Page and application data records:
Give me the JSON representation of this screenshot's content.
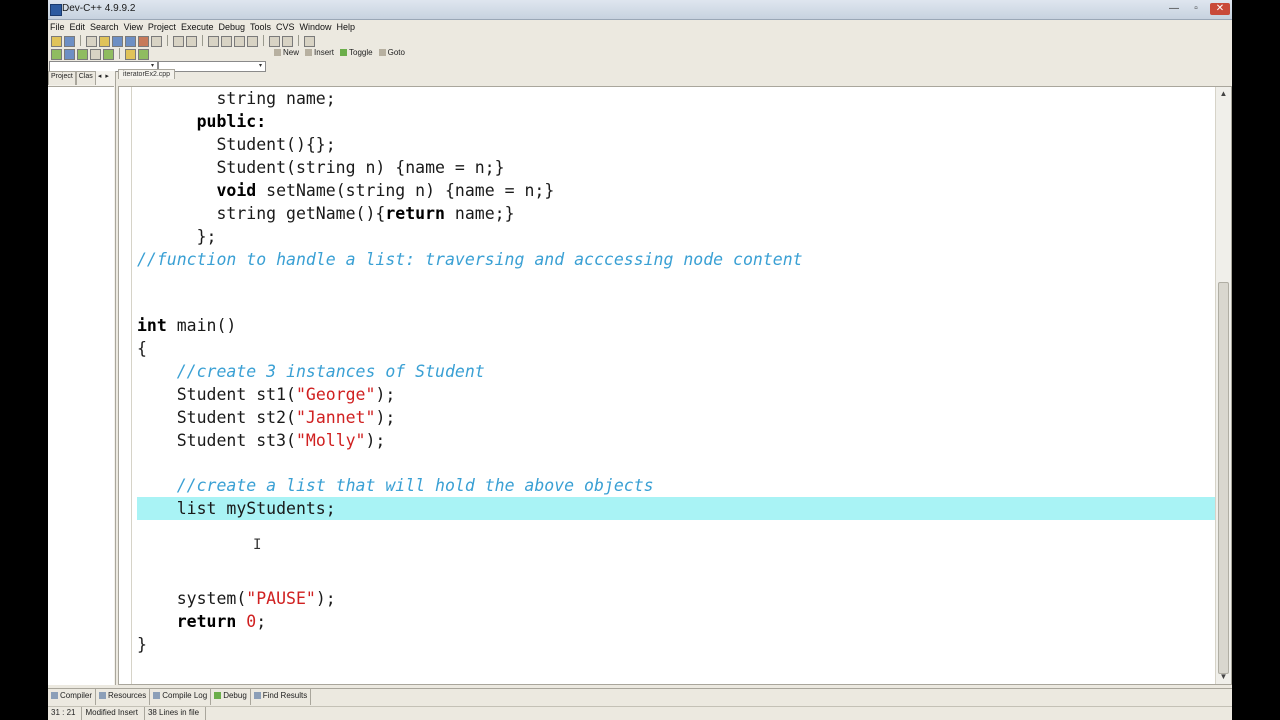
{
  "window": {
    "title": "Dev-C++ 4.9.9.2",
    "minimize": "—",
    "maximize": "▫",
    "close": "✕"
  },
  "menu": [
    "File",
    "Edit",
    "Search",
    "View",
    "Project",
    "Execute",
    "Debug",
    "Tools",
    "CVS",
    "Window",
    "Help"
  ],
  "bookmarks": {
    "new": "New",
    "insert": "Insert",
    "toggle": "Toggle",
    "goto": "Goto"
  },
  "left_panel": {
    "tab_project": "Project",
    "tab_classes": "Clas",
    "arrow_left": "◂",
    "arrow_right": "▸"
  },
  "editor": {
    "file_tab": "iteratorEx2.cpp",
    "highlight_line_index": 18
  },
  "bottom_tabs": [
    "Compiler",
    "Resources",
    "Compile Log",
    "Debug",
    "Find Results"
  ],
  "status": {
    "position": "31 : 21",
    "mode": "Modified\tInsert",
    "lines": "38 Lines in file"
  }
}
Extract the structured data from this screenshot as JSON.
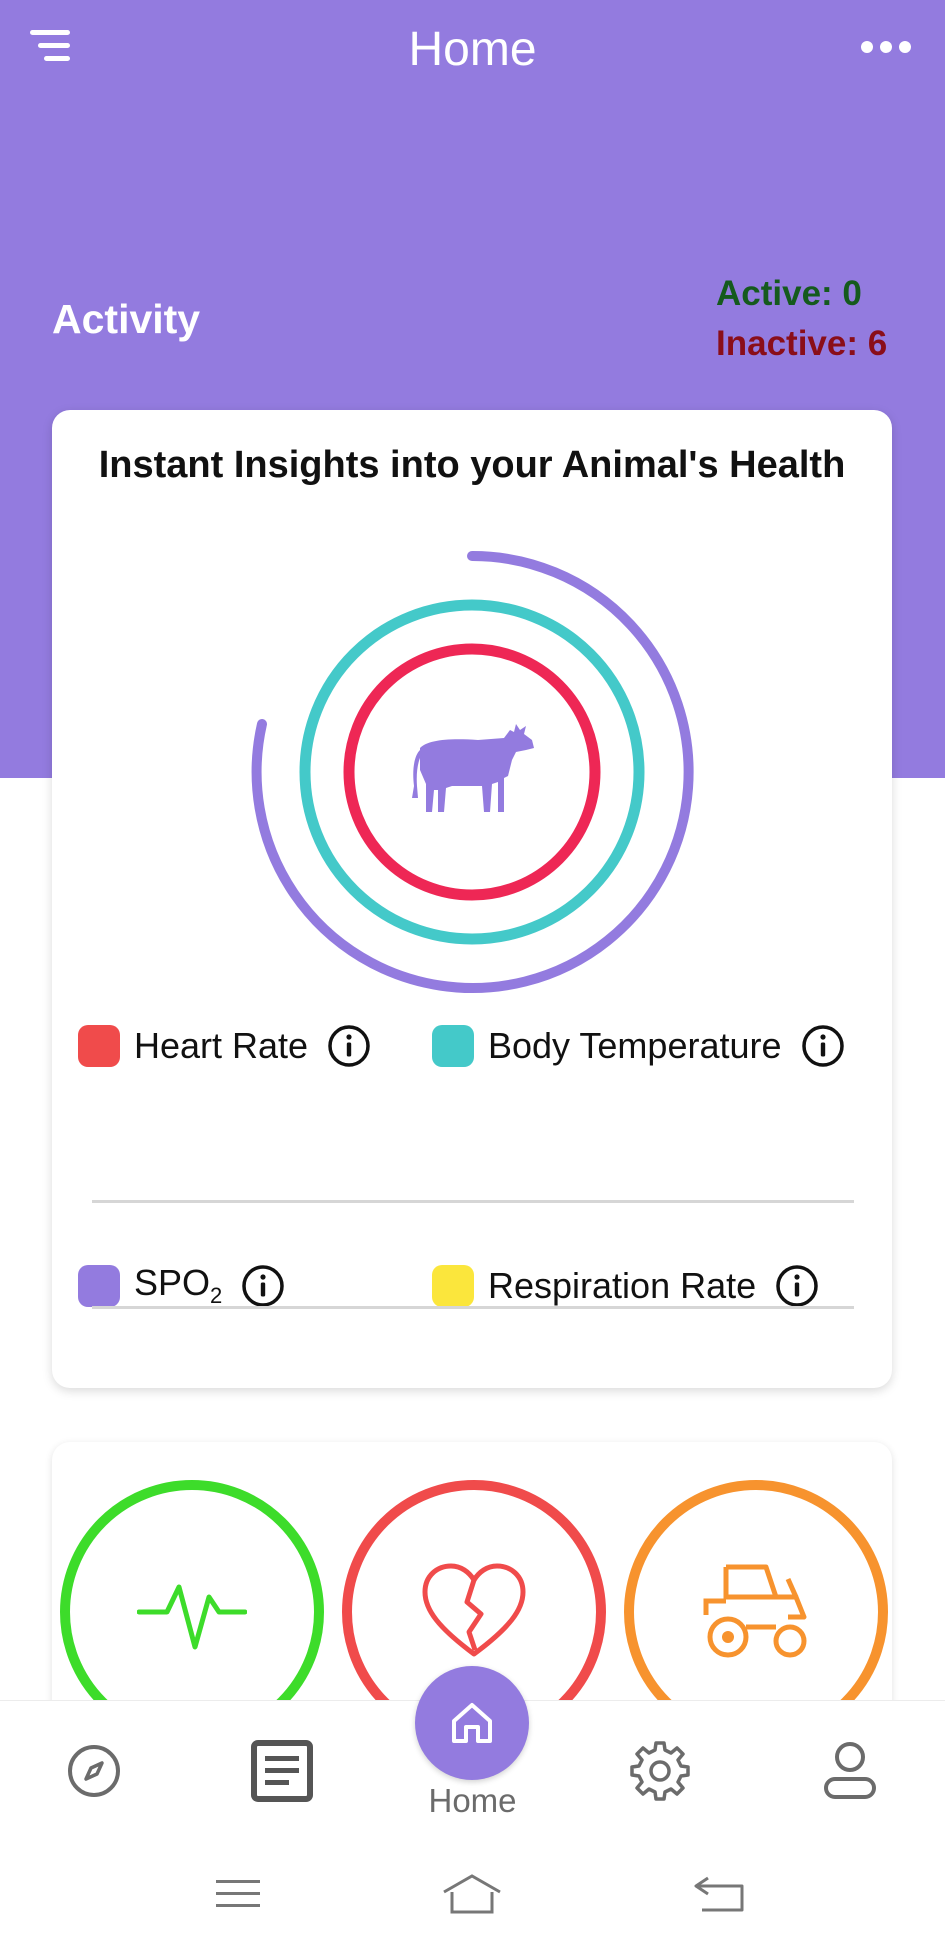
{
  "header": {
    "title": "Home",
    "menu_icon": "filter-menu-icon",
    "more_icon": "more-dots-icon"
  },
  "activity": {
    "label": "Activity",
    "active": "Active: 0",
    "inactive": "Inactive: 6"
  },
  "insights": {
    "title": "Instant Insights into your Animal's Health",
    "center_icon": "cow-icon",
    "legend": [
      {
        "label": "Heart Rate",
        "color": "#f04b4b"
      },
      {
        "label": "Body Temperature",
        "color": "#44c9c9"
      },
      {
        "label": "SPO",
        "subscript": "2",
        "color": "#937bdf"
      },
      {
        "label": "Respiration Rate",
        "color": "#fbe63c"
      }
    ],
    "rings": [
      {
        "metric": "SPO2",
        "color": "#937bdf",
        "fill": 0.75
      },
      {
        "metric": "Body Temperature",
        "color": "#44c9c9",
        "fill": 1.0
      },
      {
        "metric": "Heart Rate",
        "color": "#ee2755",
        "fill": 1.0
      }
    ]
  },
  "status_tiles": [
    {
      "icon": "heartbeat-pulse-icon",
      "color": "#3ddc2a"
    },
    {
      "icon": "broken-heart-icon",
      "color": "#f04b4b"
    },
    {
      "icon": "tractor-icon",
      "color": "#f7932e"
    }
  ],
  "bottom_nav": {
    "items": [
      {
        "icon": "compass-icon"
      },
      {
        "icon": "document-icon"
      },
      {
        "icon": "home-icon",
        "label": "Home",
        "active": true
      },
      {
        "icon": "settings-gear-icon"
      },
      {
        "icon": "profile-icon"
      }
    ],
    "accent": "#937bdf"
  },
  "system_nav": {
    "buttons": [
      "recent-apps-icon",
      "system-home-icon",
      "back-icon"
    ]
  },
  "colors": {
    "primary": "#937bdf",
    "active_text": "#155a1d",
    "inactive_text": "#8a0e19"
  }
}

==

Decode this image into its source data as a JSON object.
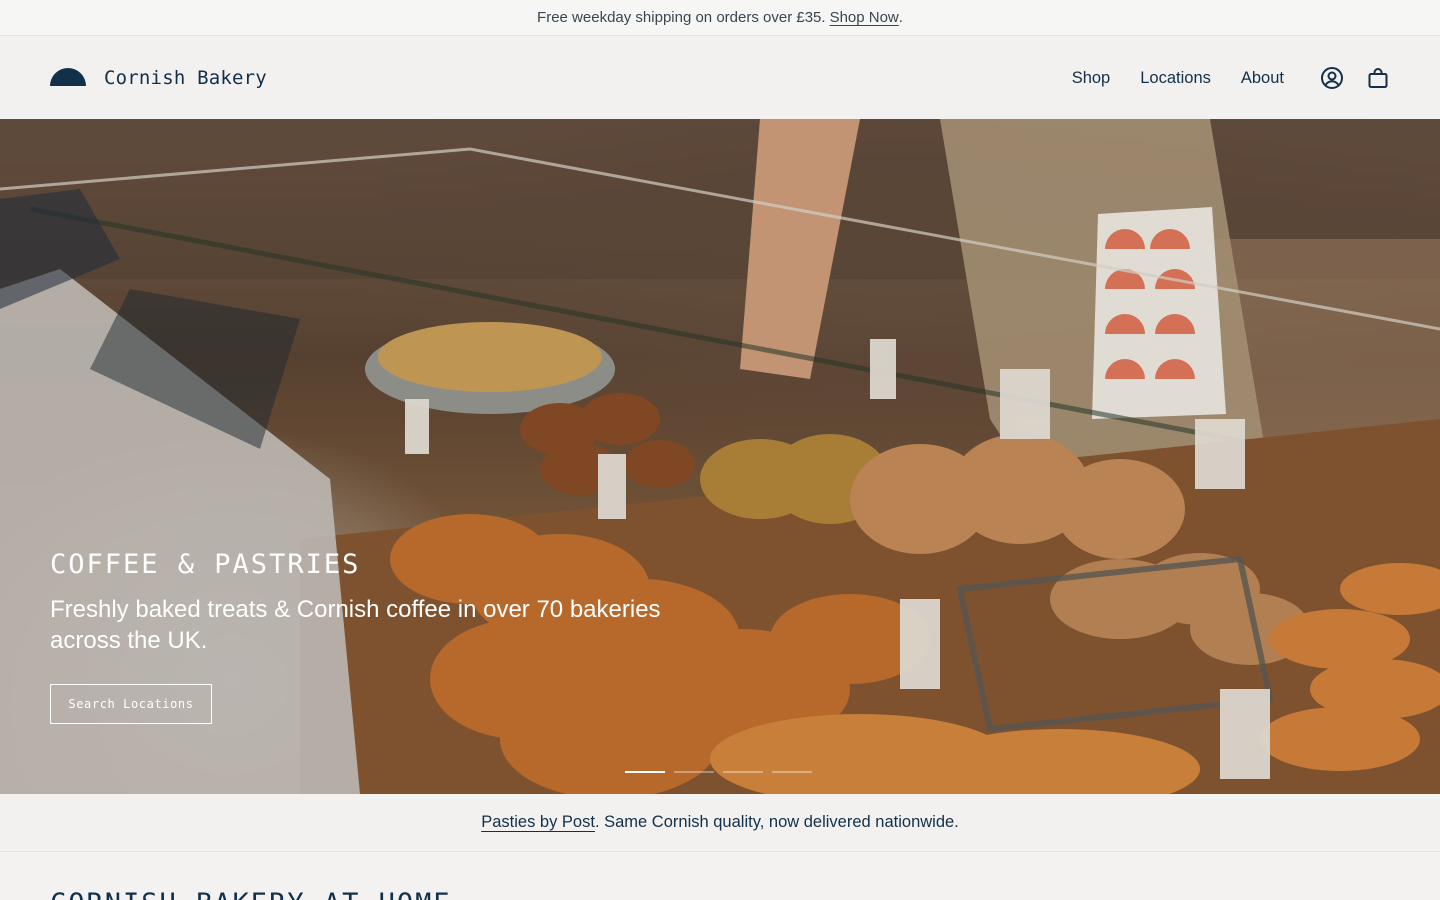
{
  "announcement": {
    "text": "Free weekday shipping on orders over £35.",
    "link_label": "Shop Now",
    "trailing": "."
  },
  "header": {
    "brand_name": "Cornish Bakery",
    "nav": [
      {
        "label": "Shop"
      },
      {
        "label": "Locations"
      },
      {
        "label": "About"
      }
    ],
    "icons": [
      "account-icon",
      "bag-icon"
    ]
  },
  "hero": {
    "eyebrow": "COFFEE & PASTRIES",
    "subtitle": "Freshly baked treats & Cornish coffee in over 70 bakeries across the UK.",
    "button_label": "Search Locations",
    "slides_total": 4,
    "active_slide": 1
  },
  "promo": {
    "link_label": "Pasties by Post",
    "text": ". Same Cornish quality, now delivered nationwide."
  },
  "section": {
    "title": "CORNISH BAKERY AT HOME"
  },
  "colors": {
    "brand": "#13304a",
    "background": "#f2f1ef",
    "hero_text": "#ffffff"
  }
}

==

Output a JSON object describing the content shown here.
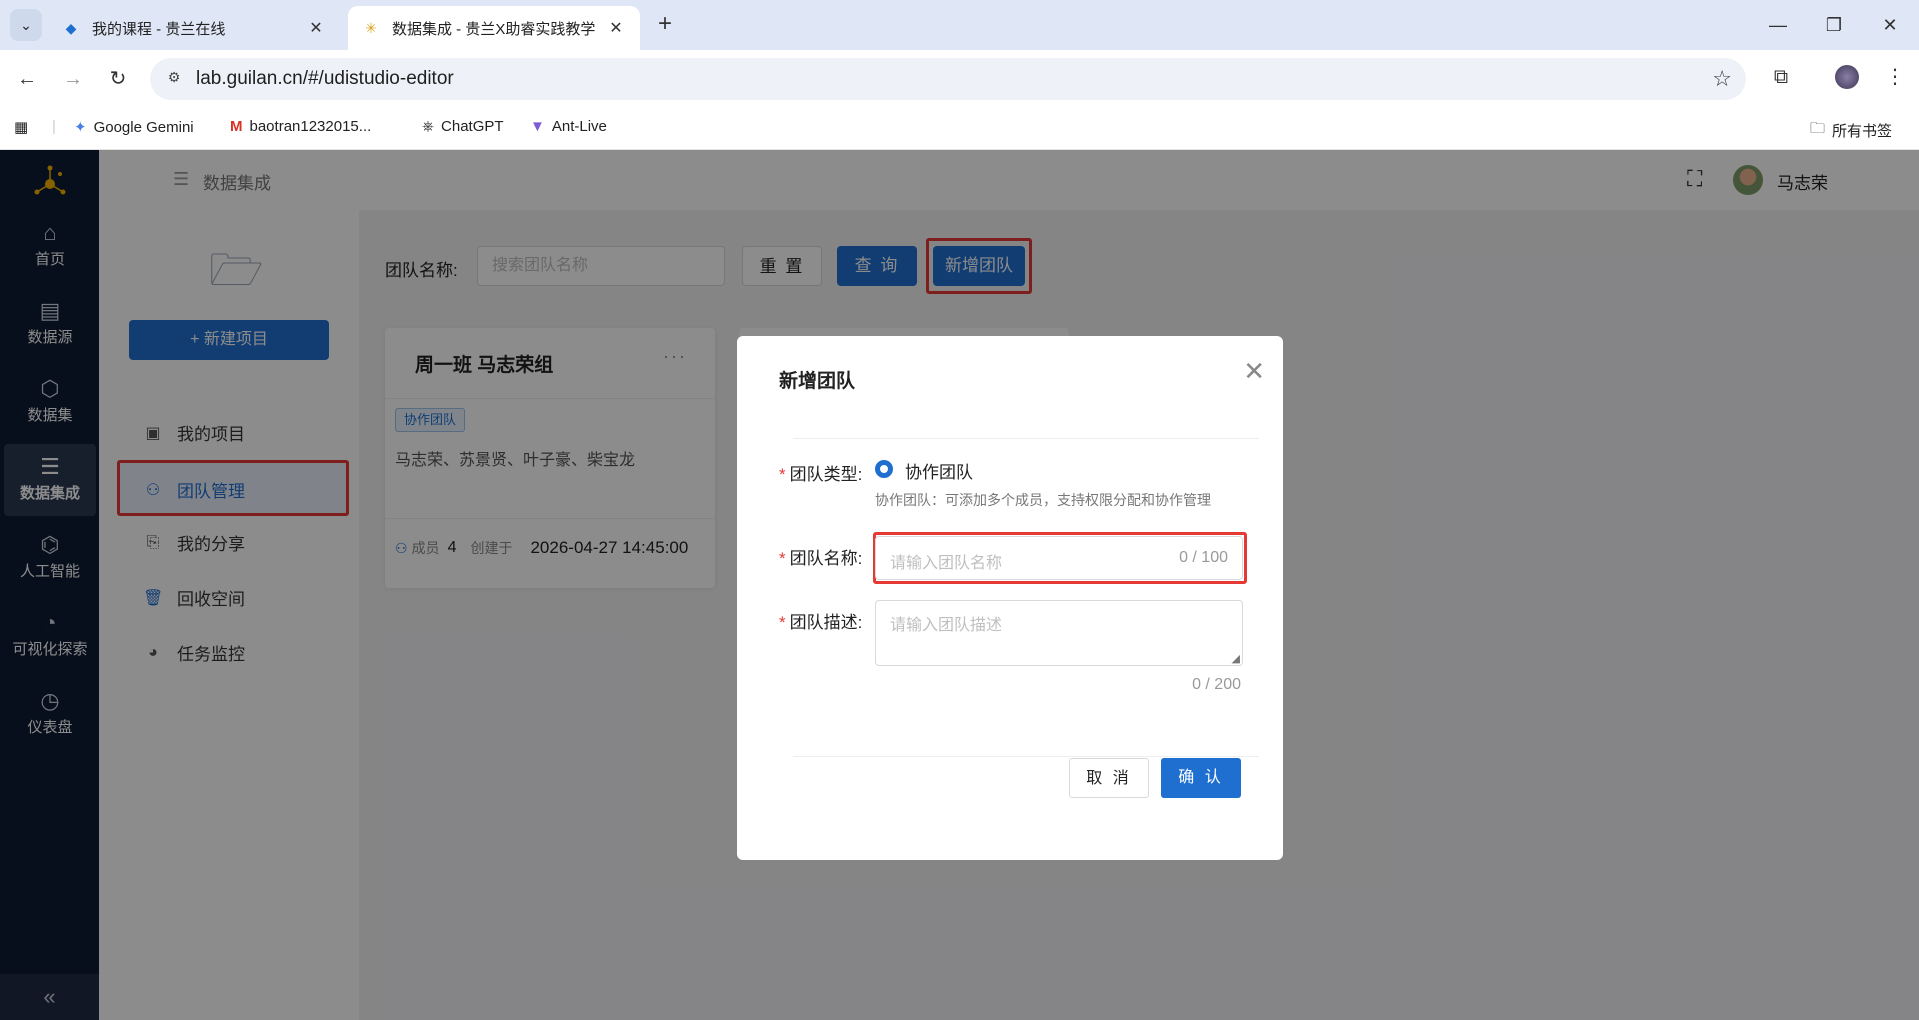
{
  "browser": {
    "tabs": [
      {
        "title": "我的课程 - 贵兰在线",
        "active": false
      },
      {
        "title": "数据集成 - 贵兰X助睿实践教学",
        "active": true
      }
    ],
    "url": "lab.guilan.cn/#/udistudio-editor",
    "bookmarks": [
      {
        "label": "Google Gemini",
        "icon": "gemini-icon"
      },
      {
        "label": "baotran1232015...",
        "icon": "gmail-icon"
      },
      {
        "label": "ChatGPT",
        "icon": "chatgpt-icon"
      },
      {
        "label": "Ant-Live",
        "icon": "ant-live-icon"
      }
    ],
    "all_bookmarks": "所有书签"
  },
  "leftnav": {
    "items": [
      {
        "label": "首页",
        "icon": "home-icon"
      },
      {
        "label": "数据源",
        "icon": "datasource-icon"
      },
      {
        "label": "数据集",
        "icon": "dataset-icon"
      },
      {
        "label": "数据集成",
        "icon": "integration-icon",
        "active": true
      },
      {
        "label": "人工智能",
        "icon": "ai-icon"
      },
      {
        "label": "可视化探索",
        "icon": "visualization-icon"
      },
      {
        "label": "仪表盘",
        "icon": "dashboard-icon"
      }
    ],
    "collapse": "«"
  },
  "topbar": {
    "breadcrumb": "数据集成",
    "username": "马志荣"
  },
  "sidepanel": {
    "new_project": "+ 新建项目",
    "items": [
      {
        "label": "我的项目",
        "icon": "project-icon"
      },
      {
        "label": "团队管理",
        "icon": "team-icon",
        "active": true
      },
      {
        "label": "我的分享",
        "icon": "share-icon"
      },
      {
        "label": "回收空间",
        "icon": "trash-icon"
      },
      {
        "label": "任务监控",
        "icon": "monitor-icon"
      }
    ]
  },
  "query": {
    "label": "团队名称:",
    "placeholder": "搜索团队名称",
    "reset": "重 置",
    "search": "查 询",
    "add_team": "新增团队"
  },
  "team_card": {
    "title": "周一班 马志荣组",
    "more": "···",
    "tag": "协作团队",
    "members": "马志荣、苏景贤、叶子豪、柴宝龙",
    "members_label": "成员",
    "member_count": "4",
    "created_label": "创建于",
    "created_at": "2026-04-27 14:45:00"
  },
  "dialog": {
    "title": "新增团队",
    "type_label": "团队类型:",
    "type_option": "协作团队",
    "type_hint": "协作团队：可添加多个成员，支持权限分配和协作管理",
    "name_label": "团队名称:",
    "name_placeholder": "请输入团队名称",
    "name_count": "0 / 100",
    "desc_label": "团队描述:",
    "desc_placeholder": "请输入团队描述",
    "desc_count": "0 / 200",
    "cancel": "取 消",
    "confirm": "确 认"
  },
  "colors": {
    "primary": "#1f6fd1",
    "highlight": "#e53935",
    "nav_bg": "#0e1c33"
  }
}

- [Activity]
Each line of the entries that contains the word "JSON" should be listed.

- [Your solution]
Give me the JSON representation of this screenshot's content.
Extract the structured data from this screenshot as JSON.
Decode this image into its source data as a JSON object.
Output a JSON object describing the content shown here.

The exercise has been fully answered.